- Work instructions
Check every line of the data below for "description". Copy each one that has it.

- Element data from apps and pages

↓

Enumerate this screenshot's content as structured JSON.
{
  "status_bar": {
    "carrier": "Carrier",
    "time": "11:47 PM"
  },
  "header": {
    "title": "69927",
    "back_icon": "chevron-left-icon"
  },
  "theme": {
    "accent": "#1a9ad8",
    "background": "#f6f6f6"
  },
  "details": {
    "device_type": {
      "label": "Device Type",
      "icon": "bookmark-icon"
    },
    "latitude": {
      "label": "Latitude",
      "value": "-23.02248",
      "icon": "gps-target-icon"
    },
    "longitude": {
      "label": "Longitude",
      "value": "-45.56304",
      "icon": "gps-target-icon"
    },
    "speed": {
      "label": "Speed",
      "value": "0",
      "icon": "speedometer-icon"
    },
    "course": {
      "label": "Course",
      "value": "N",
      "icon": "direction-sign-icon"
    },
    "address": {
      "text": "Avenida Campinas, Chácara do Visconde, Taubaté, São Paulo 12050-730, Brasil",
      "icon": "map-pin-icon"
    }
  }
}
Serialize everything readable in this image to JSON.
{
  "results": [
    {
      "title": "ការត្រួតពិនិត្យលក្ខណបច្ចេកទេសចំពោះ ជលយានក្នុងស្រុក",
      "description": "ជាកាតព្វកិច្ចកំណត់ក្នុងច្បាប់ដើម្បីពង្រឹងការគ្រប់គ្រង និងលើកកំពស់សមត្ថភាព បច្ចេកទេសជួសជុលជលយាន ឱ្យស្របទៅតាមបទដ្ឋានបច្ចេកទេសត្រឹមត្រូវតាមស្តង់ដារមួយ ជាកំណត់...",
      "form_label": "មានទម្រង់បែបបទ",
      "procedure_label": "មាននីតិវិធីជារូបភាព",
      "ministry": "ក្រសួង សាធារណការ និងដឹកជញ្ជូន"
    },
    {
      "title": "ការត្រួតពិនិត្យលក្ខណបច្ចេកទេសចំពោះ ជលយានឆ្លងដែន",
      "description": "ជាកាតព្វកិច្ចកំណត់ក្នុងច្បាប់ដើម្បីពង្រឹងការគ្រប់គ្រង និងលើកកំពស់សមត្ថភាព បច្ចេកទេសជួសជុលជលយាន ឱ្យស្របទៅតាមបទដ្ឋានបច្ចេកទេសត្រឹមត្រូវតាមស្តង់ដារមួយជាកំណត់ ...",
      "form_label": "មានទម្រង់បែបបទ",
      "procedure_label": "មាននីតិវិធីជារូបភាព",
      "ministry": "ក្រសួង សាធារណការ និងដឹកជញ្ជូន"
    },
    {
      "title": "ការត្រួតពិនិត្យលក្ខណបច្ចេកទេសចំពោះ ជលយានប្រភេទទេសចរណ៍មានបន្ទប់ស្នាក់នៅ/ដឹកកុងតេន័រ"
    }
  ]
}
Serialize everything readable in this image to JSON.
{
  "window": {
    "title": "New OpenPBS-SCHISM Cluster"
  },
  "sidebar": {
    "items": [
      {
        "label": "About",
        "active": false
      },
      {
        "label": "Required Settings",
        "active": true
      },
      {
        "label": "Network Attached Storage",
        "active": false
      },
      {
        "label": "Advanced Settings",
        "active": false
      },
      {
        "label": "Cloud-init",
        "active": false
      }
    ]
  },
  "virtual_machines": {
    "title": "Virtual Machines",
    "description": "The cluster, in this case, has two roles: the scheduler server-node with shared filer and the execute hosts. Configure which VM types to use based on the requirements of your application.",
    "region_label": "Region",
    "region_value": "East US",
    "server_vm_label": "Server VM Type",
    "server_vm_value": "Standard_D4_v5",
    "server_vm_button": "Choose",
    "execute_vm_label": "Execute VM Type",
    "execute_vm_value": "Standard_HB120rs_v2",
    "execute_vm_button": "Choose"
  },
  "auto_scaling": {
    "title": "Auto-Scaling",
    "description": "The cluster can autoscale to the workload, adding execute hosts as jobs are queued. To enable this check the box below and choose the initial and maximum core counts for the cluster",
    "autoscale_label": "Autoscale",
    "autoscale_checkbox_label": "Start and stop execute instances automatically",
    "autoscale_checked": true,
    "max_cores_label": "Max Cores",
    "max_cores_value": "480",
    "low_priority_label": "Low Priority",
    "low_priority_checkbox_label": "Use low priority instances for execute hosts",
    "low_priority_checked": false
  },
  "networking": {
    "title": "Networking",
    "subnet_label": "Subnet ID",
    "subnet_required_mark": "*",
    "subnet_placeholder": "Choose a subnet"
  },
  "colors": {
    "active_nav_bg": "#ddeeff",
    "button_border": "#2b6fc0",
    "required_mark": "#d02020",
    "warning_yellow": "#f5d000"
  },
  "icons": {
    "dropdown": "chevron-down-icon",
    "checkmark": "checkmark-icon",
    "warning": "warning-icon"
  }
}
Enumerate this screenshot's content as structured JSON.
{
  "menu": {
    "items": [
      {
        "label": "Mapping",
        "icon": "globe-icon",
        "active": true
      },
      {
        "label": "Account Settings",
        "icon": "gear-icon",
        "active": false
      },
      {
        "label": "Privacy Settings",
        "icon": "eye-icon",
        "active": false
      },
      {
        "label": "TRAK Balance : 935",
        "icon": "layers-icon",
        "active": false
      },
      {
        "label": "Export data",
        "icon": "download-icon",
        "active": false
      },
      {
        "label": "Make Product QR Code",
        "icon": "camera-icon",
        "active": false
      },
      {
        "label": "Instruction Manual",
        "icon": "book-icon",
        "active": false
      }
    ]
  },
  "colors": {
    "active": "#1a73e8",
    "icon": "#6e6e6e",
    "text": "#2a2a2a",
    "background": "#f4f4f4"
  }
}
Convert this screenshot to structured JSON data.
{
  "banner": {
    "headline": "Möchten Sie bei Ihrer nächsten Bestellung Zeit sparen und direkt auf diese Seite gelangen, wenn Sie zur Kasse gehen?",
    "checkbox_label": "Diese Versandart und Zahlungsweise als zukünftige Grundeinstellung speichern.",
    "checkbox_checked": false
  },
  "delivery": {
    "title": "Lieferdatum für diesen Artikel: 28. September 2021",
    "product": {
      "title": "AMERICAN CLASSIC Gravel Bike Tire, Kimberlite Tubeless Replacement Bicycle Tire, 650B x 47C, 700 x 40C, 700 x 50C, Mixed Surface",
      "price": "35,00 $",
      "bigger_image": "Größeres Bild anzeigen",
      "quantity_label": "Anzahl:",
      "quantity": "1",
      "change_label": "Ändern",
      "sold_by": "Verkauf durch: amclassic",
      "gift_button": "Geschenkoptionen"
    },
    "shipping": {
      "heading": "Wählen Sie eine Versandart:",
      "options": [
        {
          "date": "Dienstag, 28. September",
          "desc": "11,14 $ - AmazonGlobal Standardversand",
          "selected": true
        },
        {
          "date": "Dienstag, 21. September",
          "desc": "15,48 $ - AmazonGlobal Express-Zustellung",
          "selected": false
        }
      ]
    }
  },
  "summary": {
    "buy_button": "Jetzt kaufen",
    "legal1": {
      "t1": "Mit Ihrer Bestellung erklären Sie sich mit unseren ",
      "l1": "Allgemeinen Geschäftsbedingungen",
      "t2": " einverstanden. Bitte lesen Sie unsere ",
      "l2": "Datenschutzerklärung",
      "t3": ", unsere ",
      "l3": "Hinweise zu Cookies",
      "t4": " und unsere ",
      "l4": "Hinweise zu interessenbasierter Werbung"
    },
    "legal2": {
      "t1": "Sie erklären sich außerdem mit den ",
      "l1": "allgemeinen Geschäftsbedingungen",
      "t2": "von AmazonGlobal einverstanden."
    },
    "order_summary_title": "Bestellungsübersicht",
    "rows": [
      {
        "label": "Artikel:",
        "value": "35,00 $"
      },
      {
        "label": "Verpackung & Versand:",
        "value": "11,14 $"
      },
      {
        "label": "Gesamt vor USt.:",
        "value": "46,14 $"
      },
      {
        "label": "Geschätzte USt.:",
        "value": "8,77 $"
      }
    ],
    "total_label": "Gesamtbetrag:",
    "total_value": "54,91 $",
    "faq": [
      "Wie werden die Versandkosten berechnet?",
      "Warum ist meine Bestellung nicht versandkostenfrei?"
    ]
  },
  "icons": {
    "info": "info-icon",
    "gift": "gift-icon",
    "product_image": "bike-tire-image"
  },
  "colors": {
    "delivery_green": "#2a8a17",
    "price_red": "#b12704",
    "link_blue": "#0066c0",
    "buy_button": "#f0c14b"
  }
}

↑

- Output for this exercise
      "description": "ជាកាតព្វកិច្ចកំណត់ក្នុងច្បាប់ដើម្បីពង្រឹងការគ្រប់គ្រង និងលើកកំពស់សមត្ថភាព បច្ចេកទេសជួសជុលជលយាន ឱ្យស្របទៅតាមបទដ្ឋានបច្ចេកទេសត្រឹមត្រូវតាមស្តង់ដារមួយ ជាកំណត់...",
      "description": "ជាកាតព្វកិច្ចកំណត់ក្នុងច្បាប់ដើម្បីពង្រឹងការគ្រប់គ្រង និងលើកកំពស់សមត្ថភាព បច្ចេកទេសជួសជុលជលយាន ឱ្យស្របទៅតាមបទដ្ឋានបច្ចេកទេសត្រឹមត្រូវតាមស្តង់ដារមួយជាកំណត់ ...",
    "description": "The cluster, in this case, has two roles: the scheduler server-node with shared filer and the execute hosts. Configure which VM types to use based on the requirements of your application.",
    "description": "The cluster can autoscale to the workload, adding execute hosts as jobs are queued. To enable this check the box below and choose the initial and maximum core counts for the cluster",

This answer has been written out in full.